Located 20 miles northeast of Safford in Graham and Greenlee counties, the 23,000-acre Gila Box Riparian National Conservation Area contains four perennial waterways—the Gila and San Francisco rivers and Bonita and Eagle creeks—which are the lifeline to an extensive riparian ecosystem abounding with a diverse plant and animal community. A canyon section, known as the Gila Box, is composed of patchy mesquite woodlands, mature cottonwoods, sandy beaches, and grand buff-colored cliffs.
Cliff dwellings, historic homesteads, Rocky Mountain bighorn sheep and over 200 species of birds make this year-round watery desert refuge worth the short drive from Safford.
This region is a very special riparian ecosystem abounding with plant and animal diversity. Impressive Gila Conglomerate cliffs tower more than 1,000 feet above the Gila River, and bighorn sheep are commonly spotted.
Canoeing, kayaking, and rafting enthusiasts take advantage of the spring runoff to enjoy an easy to moderately difficult floating adventure down the Gila.
Numerous prehistoric and historical structures can be viewed. A network of primitive roads provides hours of backcountry adventure for four-wheel-drive and mountain bike trekkers.
Fees are charged at two developed campgrounds, Riverview and Owl Creek. Use of the Flying W Group Day Use Picnic Area is free of charge, but can be reserved for a fee. Those floating the river also pay a permit fee. Check with BLM for up-to-date road conditions. The conservation area is open year-round. Summer temperatures can be extremely hot, and some winter days quite cold. Flooding may occur during winter and summer rainy seasons, as well as during spring runoff.

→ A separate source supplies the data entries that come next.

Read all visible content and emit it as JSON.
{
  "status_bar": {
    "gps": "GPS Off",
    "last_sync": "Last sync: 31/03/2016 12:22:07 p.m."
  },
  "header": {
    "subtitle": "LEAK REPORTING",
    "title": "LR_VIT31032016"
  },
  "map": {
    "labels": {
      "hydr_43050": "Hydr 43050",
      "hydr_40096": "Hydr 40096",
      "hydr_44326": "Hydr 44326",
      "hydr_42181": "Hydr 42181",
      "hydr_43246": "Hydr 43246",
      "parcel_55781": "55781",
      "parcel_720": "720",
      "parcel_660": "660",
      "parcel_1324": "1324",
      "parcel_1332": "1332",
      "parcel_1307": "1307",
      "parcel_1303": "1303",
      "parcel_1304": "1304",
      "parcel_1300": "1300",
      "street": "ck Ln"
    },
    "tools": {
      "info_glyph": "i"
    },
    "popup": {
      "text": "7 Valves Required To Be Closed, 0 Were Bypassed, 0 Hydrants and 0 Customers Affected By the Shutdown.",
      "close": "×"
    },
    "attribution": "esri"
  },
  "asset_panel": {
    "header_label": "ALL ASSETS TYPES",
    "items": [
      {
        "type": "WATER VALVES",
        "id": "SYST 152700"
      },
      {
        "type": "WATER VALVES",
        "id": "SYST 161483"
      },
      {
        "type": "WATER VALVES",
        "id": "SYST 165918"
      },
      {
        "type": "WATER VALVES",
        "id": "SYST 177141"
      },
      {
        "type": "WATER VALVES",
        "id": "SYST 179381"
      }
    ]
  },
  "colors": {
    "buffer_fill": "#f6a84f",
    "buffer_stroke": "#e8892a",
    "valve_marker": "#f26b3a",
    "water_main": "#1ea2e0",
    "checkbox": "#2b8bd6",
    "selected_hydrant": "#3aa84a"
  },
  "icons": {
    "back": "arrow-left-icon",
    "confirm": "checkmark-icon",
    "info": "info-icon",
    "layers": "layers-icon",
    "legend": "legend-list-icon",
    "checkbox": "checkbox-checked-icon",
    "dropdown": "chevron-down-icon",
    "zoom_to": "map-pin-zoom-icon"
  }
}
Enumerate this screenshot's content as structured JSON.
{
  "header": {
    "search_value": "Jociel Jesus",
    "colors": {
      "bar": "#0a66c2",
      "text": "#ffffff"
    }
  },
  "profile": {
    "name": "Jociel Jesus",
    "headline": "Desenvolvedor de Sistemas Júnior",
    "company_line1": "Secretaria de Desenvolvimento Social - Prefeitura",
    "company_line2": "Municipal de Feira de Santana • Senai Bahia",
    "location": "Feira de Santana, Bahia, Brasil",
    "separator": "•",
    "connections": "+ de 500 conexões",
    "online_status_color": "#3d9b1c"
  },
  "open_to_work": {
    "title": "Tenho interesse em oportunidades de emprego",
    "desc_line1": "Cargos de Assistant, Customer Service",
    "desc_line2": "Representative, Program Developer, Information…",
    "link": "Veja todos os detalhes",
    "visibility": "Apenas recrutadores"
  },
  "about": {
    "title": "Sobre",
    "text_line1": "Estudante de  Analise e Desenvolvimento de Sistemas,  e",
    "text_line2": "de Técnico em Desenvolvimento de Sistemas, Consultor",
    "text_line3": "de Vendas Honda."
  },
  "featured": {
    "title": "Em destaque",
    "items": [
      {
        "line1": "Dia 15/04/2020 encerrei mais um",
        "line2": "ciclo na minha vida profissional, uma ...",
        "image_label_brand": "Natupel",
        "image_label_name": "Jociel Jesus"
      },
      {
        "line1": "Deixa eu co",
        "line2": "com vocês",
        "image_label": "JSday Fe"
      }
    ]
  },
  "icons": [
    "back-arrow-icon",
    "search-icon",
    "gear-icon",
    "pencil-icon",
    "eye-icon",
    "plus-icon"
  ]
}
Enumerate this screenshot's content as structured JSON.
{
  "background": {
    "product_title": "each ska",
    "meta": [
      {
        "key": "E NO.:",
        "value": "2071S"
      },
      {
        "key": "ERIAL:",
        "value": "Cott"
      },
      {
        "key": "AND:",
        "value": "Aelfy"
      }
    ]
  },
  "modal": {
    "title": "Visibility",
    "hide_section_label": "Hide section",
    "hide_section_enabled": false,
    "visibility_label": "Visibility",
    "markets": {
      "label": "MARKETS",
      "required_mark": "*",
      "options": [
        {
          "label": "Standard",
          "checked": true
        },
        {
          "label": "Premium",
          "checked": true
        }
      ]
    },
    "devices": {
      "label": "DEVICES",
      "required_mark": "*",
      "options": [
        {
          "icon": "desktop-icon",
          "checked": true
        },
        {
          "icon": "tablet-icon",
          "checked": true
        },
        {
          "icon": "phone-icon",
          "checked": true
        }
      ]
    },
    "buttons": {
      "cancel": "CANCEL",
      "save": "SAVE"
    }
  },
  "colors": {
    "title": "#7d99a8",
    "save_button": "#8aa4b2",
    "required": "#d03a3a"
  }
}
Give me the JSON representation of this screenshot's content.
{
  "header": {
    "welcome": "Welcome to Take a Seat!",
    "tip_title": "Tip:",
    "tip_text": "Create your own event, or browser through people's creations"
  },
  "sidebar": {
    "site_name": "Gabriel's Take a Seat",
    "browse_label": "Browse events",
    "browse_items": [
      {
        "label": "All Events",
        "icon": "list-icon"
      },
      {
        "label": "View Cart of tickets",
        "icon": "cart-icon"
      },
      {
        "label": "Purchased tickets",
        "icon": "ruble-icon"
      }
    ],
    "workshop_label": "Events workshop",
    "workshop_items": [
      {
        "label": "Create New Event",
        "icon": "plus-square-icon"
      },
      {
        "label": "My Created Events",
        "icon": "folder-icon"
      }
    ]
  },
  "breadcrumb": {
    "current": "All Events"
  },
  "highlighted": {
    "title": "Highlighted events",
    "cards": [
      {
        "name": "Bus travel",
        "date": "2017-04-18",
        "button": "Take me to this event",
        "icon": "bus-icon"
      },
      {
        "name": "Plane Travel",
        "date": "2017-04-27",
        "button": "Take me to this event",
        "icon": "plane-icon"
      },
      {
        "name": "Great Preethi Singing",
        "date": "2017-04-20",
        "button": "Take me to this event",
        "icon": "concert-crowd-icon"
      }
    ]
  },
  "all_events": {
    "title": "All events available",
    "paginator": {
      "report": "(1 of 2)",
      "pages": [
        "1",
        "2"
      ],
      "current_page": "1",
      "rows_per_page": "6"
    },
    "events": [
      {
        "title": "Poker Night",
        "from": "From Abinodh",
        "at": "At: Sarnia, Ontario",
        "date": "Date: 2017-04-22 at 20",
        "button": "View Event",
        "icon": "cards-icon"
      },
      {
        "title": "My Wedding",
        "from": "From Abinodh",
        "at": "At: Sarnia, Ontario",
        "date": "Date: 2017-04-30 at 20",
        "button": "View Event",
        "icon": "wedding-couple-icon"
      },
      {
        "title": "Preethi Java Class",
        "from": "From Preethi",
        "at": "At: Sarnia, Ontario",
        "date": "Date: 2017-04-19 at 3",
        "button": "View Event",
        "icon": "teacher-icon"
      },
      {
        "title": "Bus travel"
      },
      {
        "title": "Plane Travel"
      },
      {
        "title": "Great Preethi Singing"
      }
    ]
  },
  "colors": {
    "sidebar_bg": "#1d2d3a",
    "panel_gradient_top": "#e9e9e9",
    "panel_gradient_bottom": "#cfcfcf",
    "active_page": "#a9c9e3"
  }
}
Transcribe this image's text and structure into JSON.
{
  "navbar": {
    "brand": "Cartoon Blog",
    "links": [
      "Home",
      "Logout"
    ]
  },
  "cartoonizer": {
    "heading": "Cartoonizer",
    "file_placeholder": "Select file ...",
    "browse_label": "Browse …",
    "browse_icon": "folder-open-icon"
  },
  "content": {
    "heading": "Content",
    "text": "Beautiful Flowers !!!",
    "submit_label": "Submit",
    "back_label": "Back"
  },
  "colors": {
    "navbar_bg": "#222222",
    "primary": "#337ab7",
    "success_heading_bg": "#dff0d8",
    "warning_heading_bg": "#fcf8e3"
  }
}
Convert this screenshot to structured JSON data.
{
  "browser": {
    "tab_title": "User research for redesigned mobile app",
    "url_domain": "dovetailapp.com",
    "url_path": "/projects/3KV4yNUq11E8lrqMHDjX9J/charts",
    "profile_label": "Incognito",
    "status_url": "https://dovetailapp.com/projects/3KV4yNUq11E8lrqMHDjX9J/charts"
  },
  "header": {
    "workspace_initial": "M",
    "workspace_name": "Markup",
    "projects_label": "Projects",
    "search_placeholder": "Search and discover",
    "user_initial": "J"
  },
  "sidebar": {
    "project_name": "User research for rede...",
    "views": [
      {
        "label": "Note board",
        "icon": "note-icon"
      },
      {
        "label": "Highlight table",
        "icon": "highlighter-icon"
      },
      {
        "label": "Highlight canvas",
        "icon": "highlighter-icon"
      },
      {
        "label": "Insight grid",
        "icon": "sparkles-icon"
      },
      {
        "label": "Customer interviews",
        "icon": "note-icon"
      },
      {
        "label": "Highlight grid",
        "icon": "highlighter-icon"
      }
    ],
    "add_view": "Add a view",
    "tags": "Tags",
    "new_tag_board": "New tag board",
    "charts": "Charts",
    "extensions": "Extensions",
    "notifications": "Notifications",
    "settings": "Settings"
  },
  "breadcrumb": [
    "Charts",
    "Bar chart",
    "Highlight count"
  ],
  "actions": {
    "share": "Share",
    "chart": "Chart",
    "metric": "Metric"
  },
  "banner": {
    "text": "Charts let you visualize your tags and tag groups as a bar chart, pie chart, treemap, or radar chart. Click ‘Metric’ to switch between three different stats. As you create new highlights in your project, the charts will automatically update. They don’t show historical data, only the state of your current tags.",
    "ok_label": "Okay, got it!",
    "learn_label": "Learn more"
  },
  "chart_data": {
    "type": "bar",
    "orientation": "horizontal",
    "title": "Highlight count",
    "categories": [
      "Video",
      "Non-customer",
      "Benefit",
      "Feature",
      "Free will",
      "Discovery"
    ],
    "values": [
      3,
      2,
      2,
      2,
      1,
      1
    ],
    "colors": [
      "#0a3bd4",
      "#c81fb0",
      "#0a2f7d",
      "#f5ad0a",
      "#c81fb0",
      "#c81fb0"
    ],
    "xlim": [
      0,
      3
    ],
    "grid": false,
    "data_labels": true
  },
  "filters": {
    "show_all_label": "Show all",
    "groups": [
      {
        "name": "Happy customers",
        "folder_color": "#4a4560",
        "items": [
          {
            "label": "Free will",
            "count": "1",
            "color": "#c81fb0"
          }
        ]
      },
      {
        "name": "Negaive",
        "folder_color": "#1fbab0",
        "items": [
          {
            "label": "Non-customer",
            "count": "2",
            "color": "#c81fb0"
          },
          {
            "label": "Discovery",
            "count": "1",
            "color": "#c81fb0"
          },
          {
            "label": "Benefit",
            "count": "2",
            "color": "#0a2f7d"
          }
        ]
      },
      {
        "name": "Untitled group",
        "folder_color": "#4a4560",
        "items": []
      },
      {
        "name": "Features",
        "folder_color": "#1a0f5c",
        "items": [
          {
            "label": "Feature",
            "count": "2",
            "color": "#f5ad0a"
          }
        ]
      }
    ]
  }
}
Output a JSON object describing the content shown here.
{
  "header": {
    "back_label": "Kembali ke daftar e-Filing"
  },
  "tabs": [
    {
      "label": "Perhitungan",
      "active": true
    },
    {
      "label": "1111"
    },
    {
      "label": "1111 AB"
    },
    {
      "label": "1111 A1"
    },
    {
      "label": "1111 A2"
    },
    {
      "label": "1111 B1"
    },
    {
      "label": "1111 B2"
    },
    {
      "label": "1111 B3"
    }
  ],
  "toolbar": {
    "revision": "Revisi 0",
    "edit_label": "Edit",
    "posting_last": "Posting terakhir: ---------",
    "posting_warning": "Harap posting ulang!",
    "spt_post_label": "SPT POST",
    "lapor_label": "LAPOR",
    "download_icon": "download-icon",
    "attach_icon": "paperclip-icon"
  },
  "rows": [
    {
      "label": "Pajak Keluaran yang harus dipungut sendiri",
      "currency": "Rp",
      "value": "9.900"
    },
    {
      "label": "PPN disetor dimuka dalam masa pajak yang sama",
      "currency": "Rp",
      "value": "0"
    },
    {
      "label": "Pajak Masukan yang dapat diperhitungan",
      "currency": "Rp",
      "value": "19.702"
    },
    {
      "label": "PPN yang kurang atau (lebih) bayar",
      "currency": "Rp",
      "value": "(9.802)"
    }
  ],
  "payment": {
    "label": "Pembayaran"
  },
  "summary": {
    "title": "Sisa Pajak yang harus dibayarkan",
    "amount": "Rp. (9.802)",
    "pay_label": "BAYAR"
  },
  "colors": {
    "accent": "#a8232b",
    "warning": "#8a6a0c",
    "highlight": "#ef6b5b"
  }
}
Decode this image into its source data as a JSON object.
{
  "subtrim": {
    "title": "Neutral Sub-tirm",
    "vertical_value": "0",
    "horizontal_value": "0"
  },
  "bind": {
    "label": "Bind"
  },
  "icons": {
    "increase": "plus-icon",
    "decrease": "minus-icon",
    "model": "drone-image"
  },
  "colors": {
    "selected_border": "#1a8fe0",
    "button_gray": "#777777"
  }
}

For more information, go to www.blm.gov or call 928-348-4400.